▶ **To do**
Go through the records and count the lines where the string "JSON" occurs. Reply with the number only.
╭─ Given entries
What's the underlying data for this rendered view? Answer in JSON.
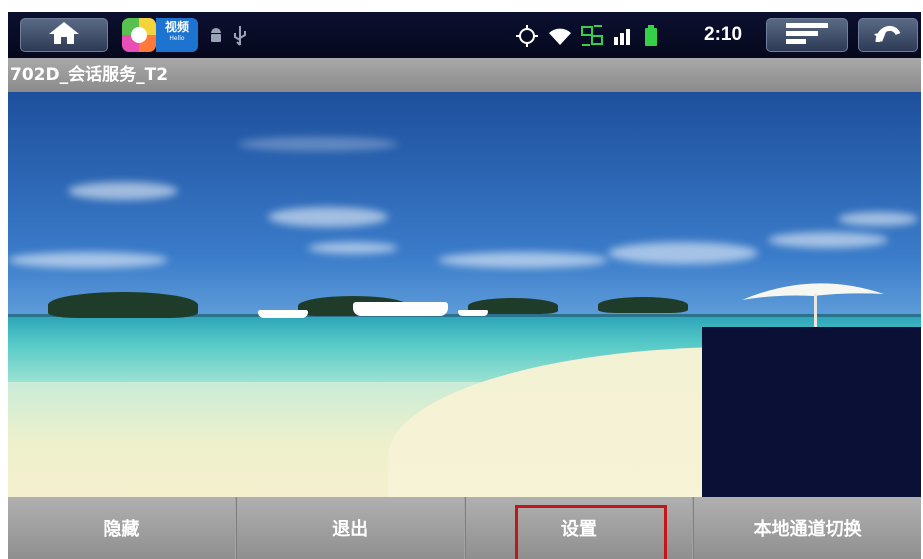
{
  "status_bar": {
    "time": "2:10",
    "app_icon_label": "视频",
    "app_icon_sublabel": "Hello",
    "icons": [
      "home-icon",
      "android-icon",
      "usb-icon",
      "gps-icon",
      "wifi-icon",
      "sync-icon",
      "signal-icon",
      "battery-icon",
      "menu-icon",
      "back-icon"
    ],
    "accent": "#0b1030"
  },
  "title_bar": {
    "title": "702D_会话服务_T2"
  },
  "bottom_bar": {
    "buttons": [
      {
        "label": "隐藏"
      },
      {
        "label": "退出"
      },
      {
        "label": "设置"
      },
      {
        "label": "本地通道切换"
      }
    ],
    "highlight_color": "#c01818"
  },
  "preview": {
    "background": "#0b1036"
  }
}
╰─
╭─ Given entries
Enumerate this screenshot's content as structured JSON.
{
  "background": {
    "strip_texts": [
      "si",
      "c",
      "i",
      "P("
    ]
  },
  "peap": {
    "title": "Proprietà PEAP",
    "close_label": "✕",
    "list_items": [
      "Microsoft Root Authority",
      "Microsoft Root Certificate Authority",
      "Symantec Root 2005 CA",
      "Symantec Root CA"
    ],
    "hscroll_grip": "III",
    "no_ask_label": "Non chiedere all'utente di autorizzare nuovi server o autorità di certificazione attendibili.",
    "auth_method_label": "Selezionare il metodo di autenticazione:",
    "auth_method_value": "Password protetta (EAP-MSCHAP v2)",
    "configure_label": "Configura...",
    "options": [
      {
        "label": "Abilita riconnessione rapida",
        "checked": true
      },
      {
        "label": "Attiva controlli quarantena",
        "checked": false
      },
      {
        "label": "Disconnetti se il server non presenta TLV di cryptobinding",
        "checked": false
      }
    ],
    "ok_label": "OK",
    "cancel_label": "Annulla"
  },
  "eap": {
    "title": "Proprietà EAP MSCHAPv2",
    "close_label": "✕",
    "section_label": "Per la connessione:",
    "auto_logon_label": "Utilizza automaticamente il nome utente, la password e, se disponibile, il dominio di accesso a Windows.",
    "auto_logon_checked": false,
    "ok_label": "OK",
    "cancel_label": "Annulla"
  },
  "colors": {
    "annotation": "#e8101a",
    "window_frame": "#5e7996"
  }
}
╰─
▶ **Exercise result**
2